Can you hear me now? Sprint quietly offered free Evolution Data Optimized femtocells for customers lacking adequate wireless signals on their mobile phones.
Mobile carrier Sprint Nextell is reaching out with free femtocells to
customers who have trouble getting good reception, a spokesman from the company
confirmed to the wireless industry
publication FierceWireless. A
femtocell acts as a small cellular base station, typically designed for use in
a home or small business. It connects to the service provider's network via
broadband (such as DSL or cable), and current
designs typically support two to four active mobile phones in a residential
setting; up to 16 active mobile phones can be supported in enterprise settings.
"Sprint is offering the Airave Access Point for customers who have
specific in-building coverage issues," Sprint spokesman Mark Elliott told FierceWireless. "Each customer
situation is reviewed independently to determine whether the customer would
qualify and benefit from Airave use.
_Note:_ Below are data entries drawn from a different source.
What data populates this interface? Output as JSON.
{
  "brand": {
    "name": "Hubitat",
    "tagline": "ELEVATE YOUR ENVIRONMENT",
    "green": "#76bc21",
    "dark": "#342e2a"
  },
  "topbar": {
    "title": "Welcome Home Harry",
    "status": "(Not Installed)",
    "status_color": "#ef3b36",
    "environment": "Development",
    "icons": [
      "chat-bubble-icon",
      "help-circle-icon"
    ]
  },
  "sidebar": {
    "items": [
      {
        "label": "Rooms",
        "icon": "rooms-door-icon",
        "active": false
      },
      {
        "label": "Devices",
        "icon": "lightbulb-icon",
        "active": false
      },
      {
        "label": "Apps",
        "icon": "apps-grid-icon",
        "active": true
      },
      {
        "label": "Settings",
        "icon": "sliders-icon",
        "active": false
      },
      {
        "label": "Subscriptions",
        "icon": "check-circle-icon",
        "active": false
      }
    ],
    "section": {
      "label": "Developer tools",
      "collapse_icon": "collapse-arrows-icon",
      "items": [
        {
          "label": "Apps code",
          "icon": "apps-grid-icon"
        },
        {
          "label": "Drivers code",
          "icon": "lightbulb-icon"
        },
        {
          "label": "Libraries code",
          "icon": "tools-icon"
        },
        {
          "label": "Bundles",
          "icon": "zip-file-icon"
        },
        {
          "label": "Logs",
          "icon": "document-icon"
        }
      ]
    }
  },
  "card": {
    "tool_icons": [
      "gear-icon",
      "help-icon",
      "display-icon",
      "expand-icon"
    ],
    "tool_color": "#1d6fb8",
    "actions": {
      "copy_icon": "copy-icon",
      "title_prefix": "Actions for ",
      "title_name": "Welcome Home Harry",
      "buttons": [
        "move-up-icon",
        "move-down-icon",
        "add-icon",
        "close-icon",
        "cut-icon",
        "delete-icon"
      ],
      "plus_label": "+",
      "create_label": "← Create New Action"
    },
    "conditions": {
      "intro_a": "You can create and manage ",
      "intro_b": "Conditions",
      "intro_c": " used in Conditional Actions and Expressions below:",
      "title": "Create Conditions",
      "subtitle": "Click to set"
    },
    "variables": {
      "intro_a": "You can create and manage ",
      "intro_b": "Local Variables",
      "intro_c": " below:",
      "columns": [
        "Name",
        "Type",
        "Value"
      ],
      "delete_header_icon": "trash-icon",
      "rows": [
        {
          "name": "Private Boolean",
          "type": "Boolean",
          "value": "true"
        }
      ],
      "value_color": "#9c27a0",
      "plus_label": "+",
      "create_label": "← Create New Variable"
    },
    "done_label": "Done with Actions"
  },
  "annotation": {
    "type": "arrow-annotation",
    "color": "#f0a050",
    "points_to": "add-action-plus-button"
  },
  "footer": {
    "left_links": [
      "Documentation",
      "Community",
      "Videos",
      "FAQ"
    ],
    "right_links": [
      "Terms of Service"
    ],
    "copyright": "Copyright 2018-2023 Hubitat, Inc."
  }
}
This is an updated Airave model, and does
support Sprint 3G [Evolution Data Optimized] data speeds."
Sprint introduced femtocells in the third quarter of 2007 as a limited
rollout in Denver and Indianapolis
of a home-based femtocell built by Samsung called the Airave, which works with
any Sprint handset. In August 2008, the Airave was rolled out nationwide. Other
operators in the United States
have followed suit, including Verizon's Wireless Network Extender in 2009,
which is based on the same design as the Sprint and Samsung system.
Research firm Berg Insight recently forecast femtocell shipments to reach 12
million units worldwide in 2014, up from 0.2 million in 2009. By 2014, there
will be almost six femtocells per macro base station, and the number of
femtocell users is estimated to surpass 70 million. "The European, North
American and advanced markets in Asia Pacific will account for the vast
majority of femtocell shipments in the foreseeable future," predicted report
authors André Malm and Marcus Perrson. "In many other countries worldwide, the
penetration of fixed broadband connections is much lower and 3G services less
Security issues remain, however. In February, two Trustwave security
consultants reported they had
uncovered hardware and software vulnerabilities in femtocell devices that can
be used to take them over. A cell phone does not have business logic to prevent
it from connecting to a wireless device acting as a tower that has been
tampered with, so it is possible for malicious users to abuse that trust and
sniff traffic as it traverses the network, Trustwave consultants Zack Fasel and
Matthew Jakubowski warned.
As the Berg Insight study suggests, security concerns at the enterprise
level have so far not blunted industry interest in the technology. According to research from
Informa Telecoms & Media, as of Febrary 2010, there were 12 service
commitments from operators, including nine commercial launches and several
ongoing trials, while completed trials were progressing into deployment plans.
This contrasts with eight femtocell service commitments and six commercial
launches in November 2009.
Nathan Eddy is Associate Editor, Midmarket, at eWEEK.com. Before joining eWEEK.com, Nate was a writer with ChannelWeb and he served as an editor at FierceMarkets. He is a graduate of the Medill School of Journalism at Northwestern University.